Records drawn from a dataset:
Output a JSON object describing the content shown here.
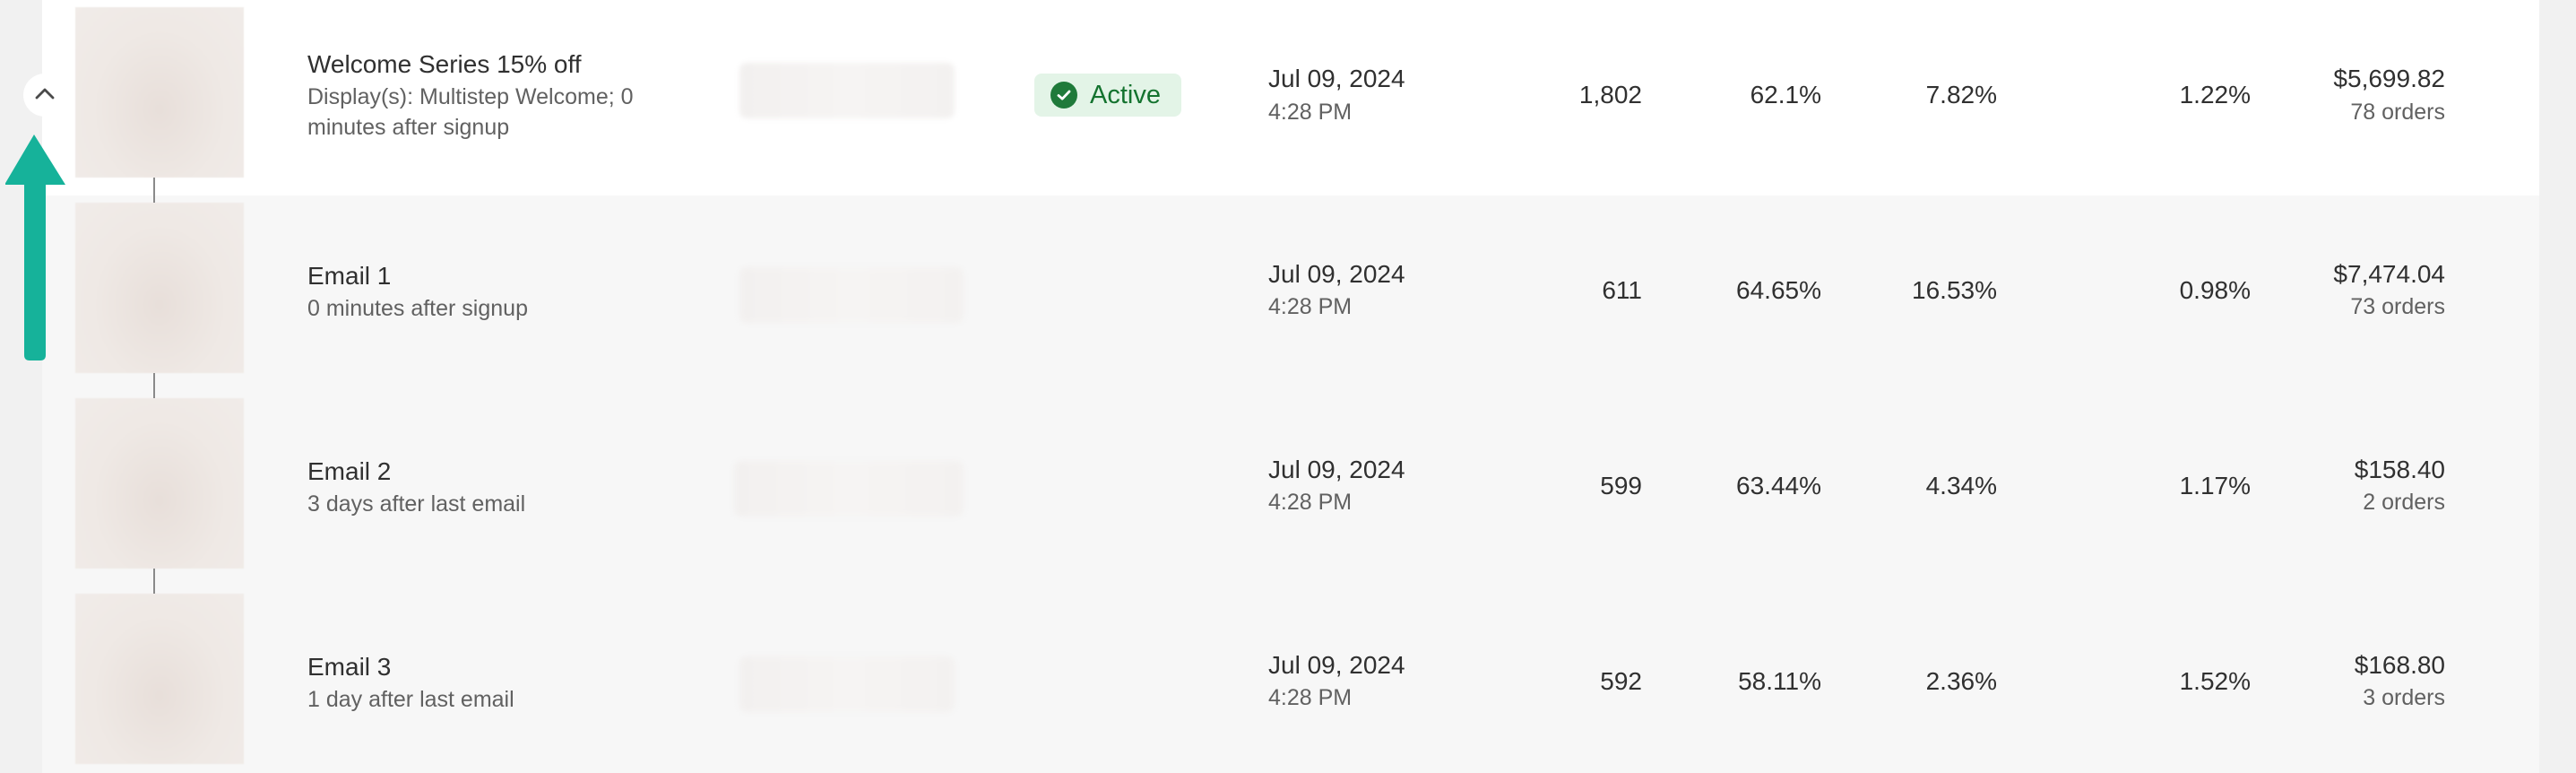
{
  "controls": {
    "collapse_icon": "chevron-up-icon",
    "annotation": "arrow-up-icon",
    "annotation_color": "#16b29a"
  },
  "colors": {
    "active_bg": "#e3f4e7",
    "active_text": "#14732f"
  },
  "rows": [
    {
      "title": "Welcome Series 15% off",
      "desc_line1": "Display(s): Multistep Welcome; 0",
      "desc_line2": "minutes after signup",
      "status": "Active",
      "date": "Jul 09, 2024",
      "time": "4:28 PM",
      "sends": "1,802",
      "open_rate": "62.1%",
      "click_rate": "7.82%",
      "conversion_rate": "1.22%",
      "revenue": "$5,699.82",
      "orders": "78 orders"
    },
    {
      "title": "Email 1",
      "desc_line1": "0 minutes after signup",
      "date": "Jul 09, 2024",
      "time": "4:28 PM",
      "sends": "611",
      "open_rate": "64.65%",
      "click_rate": "16.53%",
      "conversion_rate": "0.98%",
      "revenue": "$7,474.04",
      "orders": "73 orders"
    },
    {
      "title": "Email 2",
      "desc_line1": "3 days after last email",
      "date": "Jul 09, 2024",
      "time": "4:28 PM",
      "sends": "599",
      "open_rate": "63.44%",
      "click_rate": "4.34%",
      "conversion_rate": "1.17%",
      "revenue": "$158.40",
      "orders": "2 orders"
    },
    {
      "title": "Email 3",
      "desc_line1": "1 day after last email",
      "date": "Jul 09, 2024",
      "time": "4:28 PM",
      "sends": "592",
      "open_rate": "58.11%",
      "click_rate": "2.36%",
      "conversion_rate": "1.52%",
      "revenue": "$168.80",
      "orders": "3 orders"
    }
  ]
}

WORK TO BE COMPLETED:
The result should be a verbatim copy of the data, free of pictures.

FINISHED EXERCISE:
Output a JSON object describing the content shown here.
{
  "controls": {
    "collapse_icon": "chevron-up-icon",
    "annotation": "arrow-up-icon",
    "annotation_color": "#16b29a"
  },
  "colors": {
    "active_bg": "#e3f4e7",
    "active_text": "#14732f"
  },
  "rows": [
    {
      "title": "Welcome Series 15% off",
      "desc_line1": "Display(s): Multistep Welcome; 0",
      "desc_line2": "minutes after signup",
      "status": "Active",
      "date": "Jul 09, 2024",
      "time": "4:28 PM",
      "sends": "1,802",
      "open_rate": "62.1%",
      "click_rate": "7.82%",
      "conversion_rate": "1.22%",
      "revenue": "$5,699.82",
      "orders": "78 orders"
    },
    {
      "title": "Email 1",
      "desc_line1": "0 minutes after signup",
      "date": "Jul 09, 2024",
      "time": "4:28 PM",
      "sends": "611",
      "open_rate": "64.65%",
      "click_rate": "16.53%",
      "conversion_rate": "0.98%",
      "revenue": "$7,474.04",
      "orders": "73 orders"
    },
    {
      "title": "Email 2",
      "desc_line1": "3 days after last email",
      "date": "Jul 09, 2024",
      "time": "4:28 PM",
      "sends": "599",
      "open_rate": "63.44%",
      "click_rate": "4.34%",
      "conversion_rate": "1.17%",
      "revenue": "$158.40",
      "orders": "2 orders"
    },
    {
      "title": "Email 3",
      "desc_line1": "1 day after last email",
      "date": "Jul 09, 2024",
      "time": "4:28 PM",
      "sends": "592",
      "open_rate": "58.11%",
      "click_rate": "2.36%",
      "conversion_rate": "1.52%",
      "revenue": "$168.80",
      "orders": "3 orders"
    }
  ]
}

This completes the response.